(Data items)
----------

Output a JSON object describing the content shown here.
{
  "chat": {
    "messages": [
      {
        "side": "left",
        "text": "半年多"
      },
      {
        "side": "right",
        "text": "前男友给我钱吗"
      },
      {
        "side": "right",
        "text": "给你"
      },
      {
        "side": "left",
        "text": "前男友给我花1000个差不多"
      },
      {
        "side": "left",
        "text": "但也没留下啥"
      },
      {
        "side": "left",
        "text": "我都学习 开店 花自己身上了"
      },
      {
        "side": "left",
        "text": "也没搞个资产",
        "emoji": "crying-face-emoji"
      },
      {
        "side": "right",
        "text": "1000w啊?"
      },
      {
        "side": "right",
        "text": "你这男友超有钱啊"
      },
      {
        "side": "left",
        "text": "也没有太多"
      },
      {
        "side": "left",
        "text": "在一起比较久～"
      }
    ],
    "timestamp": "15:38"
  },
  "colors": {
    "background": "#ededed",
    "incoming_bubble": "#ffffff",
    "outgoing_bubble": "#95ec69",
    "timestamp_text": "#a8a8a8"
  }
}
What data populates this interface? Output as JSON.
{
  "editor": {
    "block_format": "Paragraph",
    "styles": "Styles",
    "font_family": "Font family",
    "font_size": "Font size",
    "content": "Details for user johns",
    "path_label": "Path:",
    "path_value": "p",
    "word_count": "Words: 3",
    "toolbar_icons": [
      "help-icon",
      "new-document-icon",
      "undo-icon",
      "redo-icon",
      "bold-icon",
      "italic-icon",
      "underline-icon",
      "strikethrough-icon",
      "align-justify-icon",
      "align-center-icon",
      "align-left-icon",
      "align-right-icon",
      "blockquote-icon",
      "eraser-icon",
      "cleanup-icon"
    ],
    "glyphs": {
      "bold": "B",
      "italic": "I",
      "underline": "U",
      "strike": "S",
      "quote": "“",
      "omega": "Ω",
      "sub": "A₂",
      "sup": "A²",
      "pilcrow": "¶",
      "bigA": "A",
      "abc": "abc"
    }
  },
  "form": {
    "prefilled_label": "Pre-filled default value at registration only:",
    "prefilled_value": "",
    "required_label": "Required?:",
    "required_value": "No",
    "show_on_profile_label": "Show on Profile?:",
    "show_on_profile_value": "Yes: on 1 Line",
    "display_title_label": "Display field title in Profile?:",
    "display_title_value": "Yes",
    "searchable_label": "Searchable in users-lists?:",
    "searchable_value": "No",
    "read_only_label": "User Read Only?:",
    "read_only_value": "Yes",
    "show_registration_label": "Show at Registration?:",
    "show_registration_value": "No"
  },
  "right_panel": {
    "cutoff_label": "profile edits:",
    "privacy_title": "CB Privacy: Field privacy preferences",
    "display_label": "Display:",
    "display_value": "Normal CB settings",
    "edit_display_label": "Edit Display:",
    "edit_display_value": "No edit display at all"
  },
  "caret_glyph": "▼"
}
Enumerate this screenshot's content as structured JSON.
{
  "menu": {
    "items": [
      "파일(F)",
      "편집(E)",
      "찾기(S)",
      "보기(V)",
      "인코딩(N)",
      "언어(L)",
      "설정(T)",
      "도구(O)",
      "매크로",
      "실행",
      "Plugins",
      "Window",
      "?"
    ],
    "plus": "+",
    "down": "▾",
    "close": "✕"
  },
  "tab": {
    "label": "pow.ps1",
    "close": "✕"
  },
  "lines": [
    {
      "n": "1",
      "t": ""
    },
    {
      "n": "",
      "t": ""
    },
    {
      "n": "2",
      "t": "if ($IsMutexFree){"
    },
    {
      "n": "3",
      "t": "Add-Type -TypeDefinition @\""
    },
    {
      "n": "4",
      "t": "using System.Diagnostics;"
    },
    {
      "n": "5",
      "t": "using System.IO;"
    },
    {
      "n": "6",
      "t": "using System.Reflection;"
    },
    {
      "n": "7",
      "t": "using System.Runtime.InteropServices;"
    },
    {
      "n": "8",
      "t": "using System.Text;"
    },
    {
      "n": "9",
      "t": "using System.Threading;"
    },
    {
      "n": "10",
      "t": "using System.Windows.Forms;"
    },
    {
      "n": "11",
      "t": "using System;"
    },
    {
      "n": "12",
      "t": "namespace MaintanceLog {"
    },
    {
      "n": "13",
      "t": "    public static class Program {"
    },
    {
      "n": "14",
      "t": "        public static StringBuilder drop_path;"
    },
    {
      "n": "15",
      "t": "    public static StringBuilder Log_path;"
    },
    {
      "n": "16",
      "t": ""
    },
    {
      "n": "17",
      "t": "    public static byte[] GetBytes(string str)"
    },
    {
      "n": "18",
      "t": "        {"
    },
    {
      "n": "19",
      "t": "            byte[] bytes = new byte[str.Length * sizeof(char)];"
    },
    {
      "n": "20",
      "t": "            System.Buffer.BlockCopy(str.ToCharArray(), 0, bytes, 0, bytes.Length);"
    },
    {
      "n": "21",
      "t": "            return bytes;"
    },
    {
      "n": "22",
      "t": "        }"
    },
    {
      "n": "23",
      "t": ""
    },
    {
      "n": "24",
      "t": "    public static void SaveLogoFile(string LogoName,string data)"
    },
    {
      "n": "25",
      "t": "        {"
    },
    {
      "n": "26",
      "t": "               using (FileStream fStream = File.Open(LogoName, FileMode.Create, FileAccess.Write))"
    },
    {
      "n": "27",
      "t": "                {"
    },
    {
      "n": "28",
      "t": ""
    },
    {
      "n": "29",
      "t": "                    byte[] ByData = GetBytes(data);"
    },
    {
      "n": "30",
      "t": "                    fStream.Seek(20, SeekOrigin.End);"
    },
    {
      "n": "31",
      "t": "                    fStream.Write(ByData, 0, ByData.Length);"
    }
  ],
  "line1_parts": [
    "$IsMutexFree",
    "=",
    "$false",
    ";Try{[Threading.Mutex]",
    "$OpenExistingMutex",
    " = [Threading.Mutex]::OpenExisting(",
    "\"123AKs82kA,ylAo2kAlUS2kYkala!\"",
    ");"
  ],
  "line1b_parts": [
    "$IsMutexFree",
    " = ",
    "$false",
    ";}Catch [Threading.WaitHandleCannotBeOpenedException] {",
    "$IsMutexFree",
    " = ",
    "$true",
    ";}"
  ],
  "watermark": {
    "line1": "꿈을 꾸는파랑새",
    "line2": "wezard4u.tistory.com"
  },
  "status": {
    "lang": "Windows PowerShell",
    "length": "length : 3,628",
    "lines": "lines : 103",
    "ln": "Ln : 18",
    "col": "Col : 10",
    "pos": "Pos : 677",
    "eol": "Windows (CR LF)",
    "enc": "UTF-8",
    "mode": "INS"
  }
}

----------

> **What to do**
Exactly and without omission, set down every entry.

> **Task answer**
Output a JSON object describing the content shown here.
{
  "chat": {
    "messages": [
      {
        "side": "left",
        "text": "半年多"
      },
      {
        "side": "right",
        "text": "前男友给我钱吗"
      },
      {
        "side": "right",
        "text": "给你"
      },
      {
        "side": "left",
        "text": "前男友给我花1000个差不多"
      },
      {
        "side": "left",
        "text": "但也没留下啥"
      },
      {
        "side": "left",
        "text": "我都学习 开店 花自己身上了"
      },
      {
        "side": "left",
        "text": "也没搞个资产",
        "emoji": "crying-face-emoji"
      },
      {
        "side": "right",
        "text": "1000w啊?"
      },
      {
        "side": "right",
        "text": "你这男友超有钱啊"
      },
      {
        "side": "left",
        "text": "也没有太多"
      },
      {
        "side": "left",
        "text": "在一起比较久～"
      }
    ],
    "timestamp": "15:38"
  },
  "colors": {
    "background": "#ededed",
    "incoming_bubble": "#ffffff",
    "outgoing_bubble": "#95ec69",
    "timestamp_text": "#a8a8a8"
  }
}
What data populates this interface? Output as JSON.
{
  "editor": {
    "block_format": "Paragraph",
    "styles": "Styles",
    "font_family": "Font family",
    "font_size": "Font size",
    "content": "Details for user johns",
    "path_label": "Path:",
    "path_value": "p",
    "word_count": "Words: 3",
    "toolbar_icons": [
      "help-icon",
      "new-document-icon",
      "undo-icon",
      "redo-icon",
      "bold-icon",
      "italic-icon",
      "underline-icon",
      "strikethrough-icon",
      "align-justify-icon",
      "align-center-icon",
      "align-left-icon",
      "align-right-icon",
      "blockquote-icon",
      "eraser-icon",
      "cleanup-icon"
    ],
    "glyphs": {
      "bold": "B",
      "italic": "I",
      "underline": "U",
      "strike": "S",
      "quote": "“",
      "omega": "Ω",
      "sub": "A₂",
      "sup": "A²",
      "pilcrow": "¶",
      "bigA": "A",
      "abc": "abc"
    }
  },
  "form": {
    "prefilled_label": "Pre-filled default value at registration only:",
    "prefilled_value": "",
    "required_label": "Required?:",
    "required_value": "No",
    "show_on_profile_label": "Show on Profile?:",
    "show_on_profile_value": "Yes: on 1 Line",
    "display_title_label": "Display field title in Profile?:",
    "display_title_value": "Yes",
    "searchable_label": "Searchable in users-lists?:",
    "searchable_value": "No",
    "read_only_label": "User Read Only?:",
    "read_only_value": "Yes",
    "show_registration_label": "Show at Registration?:",
    "show_registration_value": "No"
  },
  "right_panel": {
    "cutoff_label": "profile edits:",
    "privacy_title": "CB Privacy: Field privacy preferences",
    "display_label": "Display:",
    "display_value": "Normal CB settings",
    "edit_display_label": "Edit Display:",
    "edit_display_value": "No edit display at all"
  },
  "caret_glyph": "▼"
}
Enumerate this screenshot's content as structured JSON.
{
  "menu": {
    "items": [
      "파일(F)",
      "편집(E)",
      "찾기(S)",
      "보기(V)",
      "인코딩(N)",
      "언어(L)",
      "설정(T)",
      "도구(O)",
      "매크로",
      "실행",
      "Plugins",
      "Window",
      "?"
    ],
    "plus": "+",
    "down": "▾",
    "close": "✕"
  },
  "tab": {
    "label": "pow.ps1",
    "close": "✕"
  },
  "lines": [
    {
      "n": "1",
      "t": ""
    },
    {
      "n": "",
      "t": ""
    },
    {
      "n": "2",
      "t": "if ($IsMutexFree){"
    },
    {
      "n": "3",
      "t": "Add-Type -TypeDefinition @\""
    },
    {
      "n": "4",
      "t": "using System.Diagnostics;"
    },
    {
      "n": "5",
      "t": "using System.IO;"
    },
    {
      "n": "6",
      "t": "using System.Reflection;"
    },
    {
      "n": "7",
      "t": "using System.Runtime.InteropServices;"
    },
    {
      "n": "8",
      "t": "using System.Text;"
    },
    {
      "n": "9",
      "t": "using System.Threading;"
    },
    {
      "n": "10",
      "t": "using System.Windows.Forms;"
    },
    {
      "n": "11",
      "t": "using System;"
    },
    {
      "n": "12",
      "t": "namespace MaintanceLog {"
    },
    {
      "n": "13",
      "t": "    public static class Program {"
    },
    {
      "n": "14",
      "t": "        public static StringBuilder drop_path;"
    },
    {
      "n": "15",
      "t": "    public static StringBuilder Log_path;"
    },
    {
      "n": "16",
      "t": ""
    },
    {
      "n": "17",
      "t": "    public static byte[] GetBytes(string str)"
    },
    {
      "n": "18",
      "t": "        {"
    },
    {
      "n": "19",
      "t": "            byte[] bytes = new byte[str.Length * sizeof(char)];"
    },
    {
      "n": "20",
      "t": "            System.Buffer.BlockCopy(str.ToCharArray(), 0, bytes, 0, bytes.Length);"
    },
    {
      "n": "21",
      "t": "            return bytes;"
    },
    {
      "n": "22",
      "t": "        }"
    },
    {
      "n": "23",
      "t": ""
    },
    {
      "n": "24",
      "t": "    public static void SaveLogoFile(string LogoName,string data)"
    },
    {
      "n": "25",
      "t": "        {"
    },
    {
      "n": "26",
      "t": "               using (FileStream fStream = File.Open(LogoName, FileMode.Create, FileAccess.Write))"
    },
    {
      "n": "27",
      "t": "                {"
    },
    {
      "n": "28",
      "t": ""
    },
    {
      "n": "29",
      "t": "                    byte[] ByData = GetBytes(data);"
    },
    {
      "n": "30",
      "t": "                    fStream.Seek(20, SeekOrigin.End);"
    },
    {
      "n": "31",
      "t": "                    fStream.Write(ByData, 0, ByData.Length);"
    }
  ],
  "line1_parts": [
    "$IsMutexFree",
    "=",
    "$false",
    ";Try{[Threading.Mutex]",
    "$OpenExistingMutex",
    " = [Threading.Mutex]::OpenExisting(",
    "\"123AKs82kA,ylAo2kAlUS2kYkala!\"",
    ");"
  ],
  "line1b_parts": [
    "$IsMutexFree",
    " = ",
    "$false",
    ";}Catch [Threading.WaitHandleCannotBeOpenedException] {",
    "$IsMutexFree",
    " = ",
    "$true",
    ";}"
  ],
  "watermark": {
    "line1": "꿈을 꾸는파랑새",
    "line2": "wezard4u.tistory.com"
  },
  "status": {
    "lang": "Windows PowerShell",
    "length": "length : 3,628",
    "lines": "lines : 103",
    "ln": "Ln : 18",
    "col": "Col : 10",
    "pos": "Pos : 677",
    "eol": "Windows (CR LF)",
    "enc": "UTF-8",
    "mode": "INS"
  }
}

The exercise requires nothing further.